Liars may be afraid of getting caught in their own traps.
The more detailed a person's story, the more likely it contains accurate self-depictions.2. When people describe themselves in one part of an online profile, they should be able to provide back-up evidence somewhere else that confirms it.
The results of the computer analyses fit a theory known as Interpersonal Deception Theory, which predicts that liars use communication strategically to accomplish their goals.
You could also, if you are seriously interested in pursuing a relationship with this person, resort to a Google search.3. The person strying to sway you will try to avoid negative associations.
The liar will want you to feel warm and fuzzy, not uncomfortable: "It's all good." An unrealistically positive image may be just that—unrealistic.4.
After all, we don't always want to admit the truth about ourselves to ourselves.
To supplement the self-ratings, the researchers also calculated an objective deception index comparing what participants said about their physical attributes (height, weight, age) with their measured attributes.
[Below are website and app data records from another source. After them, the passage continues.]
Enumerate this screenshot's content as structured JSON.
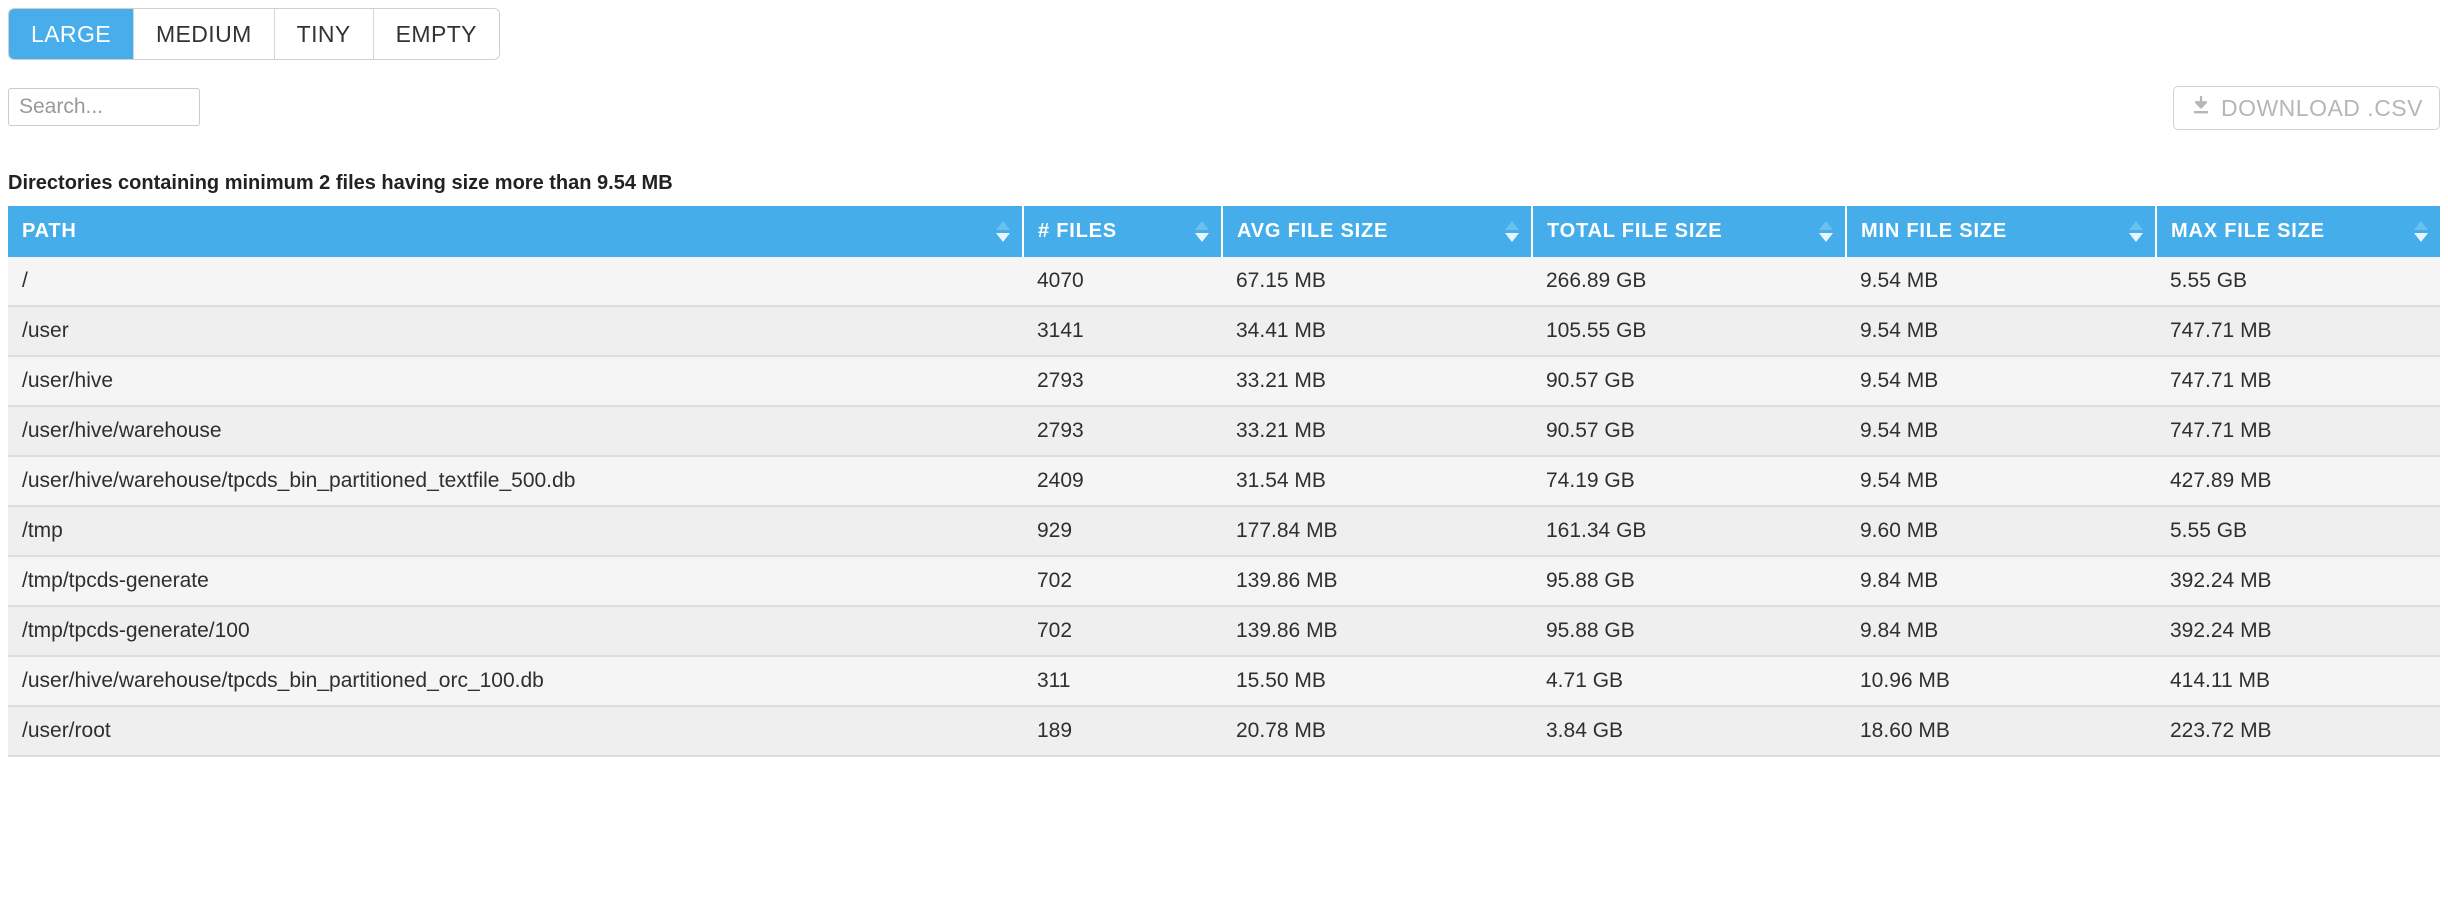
{
  "tabs": [
    {
      "label": "LARGE",
      "active": true
    },
    {
      "label": "MEDIUM",
      "active": false
    },
    {
      "label": "TINY",
      "active": false
    },
    {
      "label": "EMPTY",
      "active": false
    }
  ],
  "search": {
    "value": "",
    "placeholder": "Search..."
  },
  "download": {
    "label": "DOWNLOAD .CSV",
    "icon": "download-icon"
  },
  "caption": {
    "prefix": "Directories containing minimum ",
    "min_files": "2",
    "middle": " files having size more than ",
    "min_size": "9.54 MB"
  },
  "colors": {
    "header_blue": "#45ade9",
    "active_tab_blue": "#47aeeb",
    "row_odd": "#f5f5f5",
    "row_even": "#efefef",
    "row_border": "#dddddd",
    "muted_text": "#b6b6b6"
  },
  "table": {
    "columns": [
      {
        "label": "PATH",
        "sortable": true
      },
      {
        "label": "# FILES",
        "sortable": true
      },
      {
        "label": "AVG FILE SIZE",
        "sortable": true
      },
      {
        "label": "TOTAL FILE SIZE",
        "sortable": true
      },
      {
        "label": "MIN FILE SIZE",
        "sortable": true
      },
      {
        "label": "MAX FILE SIZE",
        "sortable": true
      }
    ],
    "rows": [
      {
        "path": "/",
        "files": "4070",
        "avg": "67.15 MB",
        "total": "266.89 GB",
        "min": "9.54 MB",
        "max": "5.55 GB"
      },
      {
        "path": "/user",
        "files": "3141",
        "avg": "34.41 MB",
        "total": "105.55 GB",
        "min": "9.54 MB",
        "max": "747.71 MB"
      },
      {
        "path": "/user/hive",
        "files": "2793",
        "avg": "33.21 MB",
        "total": "90.57 GB",
        "min": "9.54 MB",
        "max": "747.71 MB"
      },
      {
        "path": "/user/hive/warehouse",
        "files": "2793",
        "avg": "33.21 MB",
        "total": "90.57 GB",
        "min": "9.54 MB",
        "max": "747.71 MB"
      },
      {
        "path": "/user/hive/warehouse/tpcds_bin_partitioned_textfile_500.db",
        "files": "2409",
        "avg": "31.54 MB",
        "total": "74.19 GB",
        "min": "9.54 MB",
        "max": "427.89 MB"
      },
      {
        "path": "/tmp",
        "files": "929",
        "avg": "177.84 MB",
        "total": "161.34 GB",
        "min": "9.60 MB",
        "max": "5.55 GB"
      },
      {
        "path": "/tmp/tpcds-generate",
        "files": "702",
        "avg": "139.86 MB",
        "total": "95.88 GB",
        "min": "9.84 MB",
        "max": "392.24 MB"
      },
      {
        "path": "/tmp/tpcds-generate/100",
        "files": "702",
        "avg": "139.86 MB",
        "total": "95.88 GB",
        "min": "9.84 MB",
        "max": "392.24 MB"
      },
      {
        "path": "/user/hive/warehouse/tpcds_bin_partitioned_orc_100.db",
        "files": "311",
        "avg": "15.50 MB",
        "total": "4.71 GB",
        "min": "10.96 MB",
        "max": "414.11 MB"
      },
      {
        "path": "/user/root",
        "files": "189",
        "avg": "20.78 MB",
        "total": "3.84 GB",
        "min": "18.60 MB",
        "max": "223.72 MB"
      }
    ]
  }
}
A group of undergraduates compared the online photos to photos taken in the lab to determine how accurate they were.